Hi Graham and all,
I will use your report as a stepping stone to a suggestion:
Antenna problems are common in vhf installations and grow on the boat insidiously, often without anyone noticing in this day and age where cell phones are so ubiquitous: same with AIS. Most everyday vhf transmissions are under 5nm and are possible even with a corroded coax terminal. It is when you want to reach out 25-30nm and beyond (most likely not an everyday call but an emergency) that a little corrosion interferes.
At the beginning of the season, find a boat going in the opposite direction and set up a sked where you talk every 10 minutes or so and record distance apart as shown by AIS. Use the handhold also. Log where the signal gets scratchy and when it drops out for both the vhf and AIS. If there is cell phone contact, it may be that AIS lasts longer than vhf and you can continue to record AIS functioning. (If really energetic, play with different tx power levels to get a sense of the difference they make.)

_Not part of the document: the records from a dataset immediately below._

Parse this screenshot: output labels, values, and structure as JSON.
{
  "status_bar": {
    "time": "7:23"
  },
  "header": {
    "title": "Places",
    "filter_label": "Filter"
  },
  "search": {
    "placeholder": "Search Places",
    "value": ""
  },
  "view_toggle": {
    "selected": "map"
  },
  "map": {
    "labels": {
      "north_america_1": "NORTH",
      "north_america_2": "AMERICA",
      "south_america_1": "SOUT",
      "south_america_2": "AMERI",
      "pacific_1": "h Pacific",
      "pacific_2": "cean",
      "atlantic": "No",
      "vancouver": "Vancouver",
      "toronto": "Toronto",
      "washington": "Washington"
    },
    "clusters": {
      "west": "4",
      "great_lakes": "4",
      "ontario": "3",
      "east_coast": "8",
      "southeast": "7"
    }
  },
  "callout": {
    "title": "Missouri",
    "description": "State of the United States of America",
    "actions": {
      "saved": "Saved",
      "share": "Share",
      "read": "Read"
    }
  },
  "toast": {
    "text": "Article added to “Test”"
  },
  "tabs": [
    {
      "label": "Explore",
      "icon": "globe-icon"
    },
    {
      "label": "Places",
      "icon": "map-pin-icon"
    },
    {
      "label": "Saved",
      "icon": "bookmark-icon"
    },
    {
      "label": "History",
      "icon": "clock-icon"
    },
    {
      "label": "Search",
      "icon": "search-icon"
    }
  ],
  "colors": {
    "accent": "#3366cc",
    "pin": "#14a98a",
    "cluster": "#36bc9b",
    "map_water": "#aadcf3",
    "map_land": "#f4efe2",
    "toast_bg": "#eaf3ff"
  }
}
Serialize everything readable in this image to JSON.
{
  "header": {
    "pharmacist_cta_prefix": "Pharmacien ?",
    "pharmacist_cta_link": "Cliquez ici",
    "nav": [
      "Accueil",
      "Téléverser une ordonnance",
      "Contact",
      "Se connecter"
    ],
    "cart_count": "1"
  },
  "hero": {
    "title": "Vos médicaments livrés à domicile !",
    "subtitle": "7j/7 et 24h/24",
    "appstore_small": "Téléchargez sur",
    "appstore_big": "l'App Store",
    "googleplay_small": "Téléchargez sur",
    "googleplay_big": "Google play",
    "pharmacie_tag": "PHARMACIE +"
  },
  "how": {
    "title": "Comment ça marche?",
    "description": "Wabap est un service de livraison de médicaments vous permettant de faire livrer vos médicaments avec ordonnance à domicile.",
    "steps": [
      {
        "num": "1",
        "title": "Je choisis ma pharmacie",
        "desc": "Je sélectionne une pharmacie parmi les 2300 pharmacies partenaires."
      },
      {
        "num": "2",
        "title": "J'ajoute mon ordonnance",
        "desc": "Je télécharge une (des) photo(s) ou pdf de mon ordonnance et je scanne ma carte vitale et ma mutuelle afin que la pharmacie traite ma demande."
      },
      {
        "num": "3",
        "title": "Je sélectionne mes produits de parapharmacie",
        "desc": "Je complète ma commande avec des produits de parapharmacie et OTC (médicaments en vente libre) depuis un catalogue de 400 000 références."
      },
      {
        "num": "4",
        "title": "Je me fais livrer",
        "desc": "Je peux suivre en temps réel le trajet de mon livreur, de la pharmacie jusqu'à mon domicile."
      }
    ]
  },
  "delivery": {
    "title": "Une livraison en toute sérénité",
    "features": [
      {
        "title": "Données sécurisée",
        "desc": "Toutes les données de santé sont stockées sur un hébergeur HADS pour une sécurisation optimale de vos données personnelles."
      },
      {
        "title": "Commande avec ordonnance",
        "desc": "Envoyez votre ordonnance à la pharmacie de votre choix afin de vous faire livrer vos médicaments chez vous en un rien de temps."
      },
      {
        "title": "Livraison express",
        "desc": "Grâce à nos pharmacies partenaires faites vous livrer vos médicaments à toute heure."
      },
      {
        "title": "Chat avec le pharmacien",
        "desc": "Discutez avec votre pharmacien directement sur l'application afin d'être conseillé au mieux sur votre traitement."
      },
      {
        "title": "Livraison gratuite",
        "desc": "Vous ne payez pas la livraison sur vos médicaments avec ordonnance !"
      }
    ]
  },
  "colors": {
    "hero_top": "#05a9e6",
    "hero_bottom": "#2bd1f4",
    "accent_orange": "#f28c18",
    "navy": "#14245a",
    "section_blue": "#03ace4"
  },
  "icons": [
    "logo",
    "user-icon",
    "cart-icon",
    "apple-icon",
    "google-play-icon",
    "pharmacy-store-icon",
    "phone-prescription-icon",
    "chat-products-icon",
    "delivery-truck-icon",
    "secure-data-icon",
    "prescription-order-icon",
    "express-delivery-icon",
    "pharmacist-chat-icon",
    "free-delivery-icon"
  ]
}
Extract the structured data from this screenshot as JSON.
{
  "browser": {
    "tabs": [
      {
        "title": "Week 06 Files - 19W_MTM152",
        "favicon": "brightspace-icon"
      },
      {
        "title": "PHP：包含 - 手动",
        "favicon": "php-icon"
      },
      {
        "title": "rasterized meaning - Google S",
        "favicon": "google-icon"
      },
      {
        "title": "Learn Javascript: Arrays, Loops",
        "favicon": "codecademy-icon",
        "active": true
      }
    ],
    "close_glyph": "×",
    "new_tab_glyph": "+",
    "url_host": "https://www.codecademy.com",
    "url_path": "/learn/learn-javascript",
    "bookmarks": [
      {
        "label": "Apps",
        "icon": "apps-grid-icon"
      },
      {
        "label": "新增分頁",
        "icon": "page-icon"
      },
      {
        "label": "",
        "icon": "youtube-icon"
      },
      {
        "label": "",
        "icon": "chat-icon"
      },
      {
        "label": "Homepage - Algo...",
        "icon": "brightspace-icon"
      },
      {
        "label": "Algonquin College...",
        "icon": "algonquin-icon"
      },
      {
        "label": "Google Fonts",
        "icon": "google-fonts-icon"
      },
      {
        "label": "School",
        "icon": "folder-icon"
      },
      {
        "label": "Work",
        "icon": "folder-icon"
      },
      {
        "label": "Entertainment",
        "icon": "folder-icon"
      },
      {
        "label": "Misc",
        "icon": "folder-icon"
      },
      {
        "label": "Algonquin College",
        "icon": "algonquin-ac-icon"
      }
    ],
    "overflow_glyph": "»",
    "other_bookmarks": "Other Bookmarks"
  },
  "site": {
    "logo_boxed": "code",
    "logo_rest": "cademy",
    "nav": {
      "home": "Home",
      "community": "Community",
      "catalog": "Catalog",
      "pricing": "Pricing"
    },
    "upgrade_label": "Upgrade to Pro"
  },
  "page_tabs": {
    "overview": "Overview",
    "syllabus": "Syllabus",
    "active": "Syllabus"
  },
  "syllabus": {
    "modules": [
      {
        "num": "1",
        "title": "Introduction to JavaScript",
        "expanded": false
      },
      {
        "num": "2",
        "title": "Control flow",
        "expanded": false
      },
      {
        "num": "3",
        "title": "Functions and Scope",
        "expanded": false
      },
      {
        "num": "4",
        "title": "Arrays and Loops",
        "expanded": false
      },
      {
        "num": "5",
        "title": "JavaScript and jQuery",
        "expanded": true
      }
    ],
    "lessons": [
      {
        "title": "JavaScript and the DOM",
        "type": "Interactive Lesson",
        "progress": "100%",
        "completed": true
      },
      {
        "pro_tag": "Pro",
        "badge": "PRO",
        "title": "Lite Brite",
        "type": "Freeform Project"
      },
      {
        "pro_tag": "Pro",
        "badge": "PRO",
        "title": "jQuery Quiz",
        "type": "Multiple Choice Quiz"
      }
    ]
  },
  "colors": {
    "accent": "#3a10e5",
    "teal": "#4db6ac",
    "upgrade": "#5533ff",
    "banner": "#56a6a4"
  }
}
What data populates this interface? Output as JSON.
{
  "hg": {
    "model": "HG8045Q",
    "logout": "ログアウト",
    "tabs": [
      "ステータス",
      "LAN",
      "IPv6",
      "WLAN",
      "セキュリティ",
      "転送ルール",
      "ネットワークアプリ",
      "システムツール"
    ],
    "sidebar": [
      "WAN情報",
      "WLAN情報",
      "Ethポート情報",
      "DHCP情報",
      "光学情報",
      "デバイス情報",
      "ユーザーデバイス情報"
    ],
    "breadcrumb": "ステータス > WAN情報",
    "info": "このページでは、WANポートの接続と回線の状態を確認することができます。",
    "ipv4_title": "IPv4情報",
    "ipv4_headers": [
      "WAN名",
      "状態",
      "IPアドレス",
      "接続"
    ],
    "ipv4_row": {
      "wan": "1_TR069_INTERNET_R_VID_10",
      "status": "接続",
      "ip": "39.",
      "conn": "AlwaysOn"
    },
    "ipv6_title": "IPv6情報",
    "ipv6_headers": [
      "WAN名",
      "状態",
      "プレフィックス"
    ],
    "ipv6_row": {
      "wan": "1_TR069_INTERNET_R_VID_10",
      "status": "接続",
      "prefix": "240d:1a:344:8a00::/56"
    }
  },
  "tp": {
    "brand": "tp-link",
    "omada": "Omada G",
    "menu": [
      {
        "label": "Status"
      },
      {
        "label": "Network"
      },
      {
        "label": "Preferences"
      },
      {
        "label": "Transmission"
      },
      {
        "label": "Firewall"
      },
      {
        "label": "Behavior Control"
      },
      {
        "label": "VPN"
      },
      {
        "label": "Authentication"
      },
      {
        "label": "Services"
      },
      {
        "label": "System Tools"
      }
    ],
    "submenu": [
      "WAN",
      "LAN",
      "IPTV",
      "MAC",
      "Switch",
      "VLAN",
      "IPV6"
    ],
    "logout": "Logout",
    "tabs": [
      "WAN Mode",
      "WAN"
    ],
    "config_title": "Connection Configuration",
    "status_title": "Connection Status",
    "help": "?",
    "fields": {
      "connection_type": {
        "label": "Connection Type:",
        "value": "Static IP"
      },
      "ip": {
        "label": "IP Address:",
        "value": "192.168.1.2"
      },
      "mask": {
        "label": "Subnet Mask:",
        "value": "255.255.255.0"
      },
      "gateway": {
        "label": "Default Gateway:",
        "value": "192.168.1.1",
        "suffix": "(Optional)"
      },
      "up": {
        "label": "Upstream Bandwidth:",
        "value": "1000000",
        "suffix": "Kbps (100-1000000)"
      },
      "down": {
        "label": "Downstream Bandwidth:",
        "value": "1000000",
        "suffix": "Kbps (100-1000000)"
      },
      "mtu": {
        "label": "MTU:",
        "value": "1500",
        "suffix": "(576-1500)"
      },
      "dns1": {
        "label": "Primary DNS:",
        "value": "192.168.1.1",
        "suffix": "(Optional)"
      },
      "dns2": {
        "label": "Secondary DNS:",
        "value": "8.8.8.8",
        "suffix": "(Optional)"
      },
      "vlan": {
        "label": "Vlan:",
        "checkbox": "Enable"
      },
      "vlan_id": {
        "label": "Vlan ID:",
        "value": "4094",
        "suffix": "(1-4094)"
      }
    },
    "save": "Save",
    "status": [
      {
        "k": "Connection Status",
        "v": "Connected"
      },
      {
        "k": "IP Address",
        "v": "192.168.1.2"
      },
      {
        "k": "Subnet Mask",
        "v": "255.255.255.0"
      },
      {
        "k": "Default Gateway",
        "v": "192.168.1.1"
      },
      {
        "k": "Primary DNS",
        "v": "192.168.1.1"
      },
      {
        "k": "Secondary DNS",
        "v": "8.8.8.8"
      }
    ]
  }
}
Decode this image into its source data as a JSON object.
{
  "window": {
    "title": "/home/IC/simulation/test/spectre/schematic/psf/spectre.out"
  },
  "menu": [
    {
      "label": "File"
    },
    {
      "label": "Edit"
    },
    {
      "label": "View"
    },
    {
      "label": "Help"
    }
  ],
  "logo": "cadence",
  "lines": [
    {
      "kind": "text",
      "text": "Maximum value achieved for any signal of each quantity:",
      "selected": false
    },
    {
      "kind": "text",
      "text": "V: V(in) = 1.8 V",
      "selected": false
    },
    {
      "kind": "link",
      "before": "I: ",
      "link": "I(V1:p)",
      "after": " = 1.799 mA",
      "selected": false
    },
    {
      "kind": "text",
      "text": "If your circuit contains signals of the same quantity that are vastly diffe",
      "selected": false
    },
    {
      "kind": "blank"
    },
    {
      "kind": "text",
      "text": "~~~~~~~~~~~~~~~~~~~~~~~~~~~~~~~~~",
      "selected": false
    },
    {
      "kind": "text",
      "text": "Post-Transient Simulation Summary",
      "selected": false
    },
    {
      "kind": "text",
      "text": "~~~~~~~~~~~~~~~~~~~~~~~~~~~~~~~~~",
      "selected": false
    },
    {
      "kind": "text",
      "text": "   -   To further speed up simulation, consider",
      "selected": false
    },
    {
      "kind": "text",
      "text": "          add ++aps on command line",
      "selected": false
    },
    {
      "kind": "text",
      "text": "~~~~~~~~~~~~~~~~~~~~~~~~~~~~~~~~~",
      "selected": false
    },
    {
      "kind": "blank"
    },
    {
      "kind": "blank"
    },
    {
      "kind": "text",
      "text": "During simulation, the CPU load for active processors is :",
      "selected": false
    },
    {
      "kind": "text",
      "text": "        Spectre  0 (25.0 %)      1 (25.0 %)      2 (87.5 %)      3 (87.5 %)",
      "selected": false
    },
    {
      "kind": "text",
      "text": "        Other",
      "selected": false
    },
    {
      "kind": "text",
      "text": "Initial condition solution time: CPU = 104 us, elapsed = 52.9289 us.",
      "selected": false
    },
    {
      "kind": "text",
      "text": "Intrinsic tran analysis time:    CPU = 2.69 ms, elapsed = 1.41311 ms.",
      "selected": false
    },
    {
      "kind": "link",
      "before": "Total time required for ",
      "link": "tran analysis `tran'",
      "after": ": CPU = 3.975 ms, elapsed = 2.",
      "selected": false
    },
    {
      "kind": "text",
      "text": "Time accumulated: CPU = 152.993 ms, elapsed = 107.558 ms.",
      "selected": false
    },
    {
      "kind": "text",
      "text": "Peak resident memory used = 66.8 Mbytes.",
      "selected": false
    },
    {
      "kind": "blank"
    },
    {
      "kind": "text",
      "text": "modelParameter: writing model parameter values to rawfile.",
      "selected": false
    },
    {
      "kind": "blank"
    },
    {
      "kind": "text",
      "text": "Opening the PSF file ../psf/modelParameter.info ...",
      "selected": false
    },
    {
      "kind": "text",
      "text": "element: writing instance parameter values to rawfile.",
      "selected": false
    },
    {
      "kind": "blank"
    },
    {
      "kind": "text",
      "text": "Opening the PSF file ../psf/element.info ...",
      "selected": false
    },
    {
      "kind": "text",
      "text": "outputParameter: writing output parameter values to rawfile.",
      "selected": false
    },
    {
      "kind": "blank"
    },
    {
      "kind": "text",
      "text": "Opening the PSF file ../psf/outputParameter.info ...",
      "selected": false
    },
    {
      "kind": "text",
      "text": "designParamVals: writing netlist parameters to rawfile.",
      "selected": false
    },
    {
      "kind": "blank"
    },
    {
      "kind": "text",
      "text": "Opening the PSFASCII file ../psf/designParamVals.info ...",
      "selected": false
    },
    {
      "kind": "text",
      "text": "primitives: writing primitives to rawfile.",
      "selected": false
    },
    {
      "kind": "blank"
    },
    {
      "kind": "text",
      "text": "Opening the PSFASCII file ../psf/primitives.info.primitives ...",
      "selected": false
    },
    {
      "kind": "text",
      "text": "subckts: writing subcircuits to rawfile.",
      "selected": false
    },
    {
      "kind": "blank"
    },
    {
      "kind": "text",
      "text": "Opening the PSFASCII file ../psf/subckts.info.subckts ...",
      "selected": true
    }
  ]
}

Now there is a base line for the future and an indication of present functioning. If there is the thought that there might be a problem, repeat with another boat. Remember, the problem may have been the other boat’s problem.
Using the CG for radio checks is largely pointless and has to be a bother for them. It is pointless as their equipment for both rx and tx is so powerful that it would mask problems in your equipment unless they were really egregious: in which case, they would have been noticed already.
My best, Dick Stevenson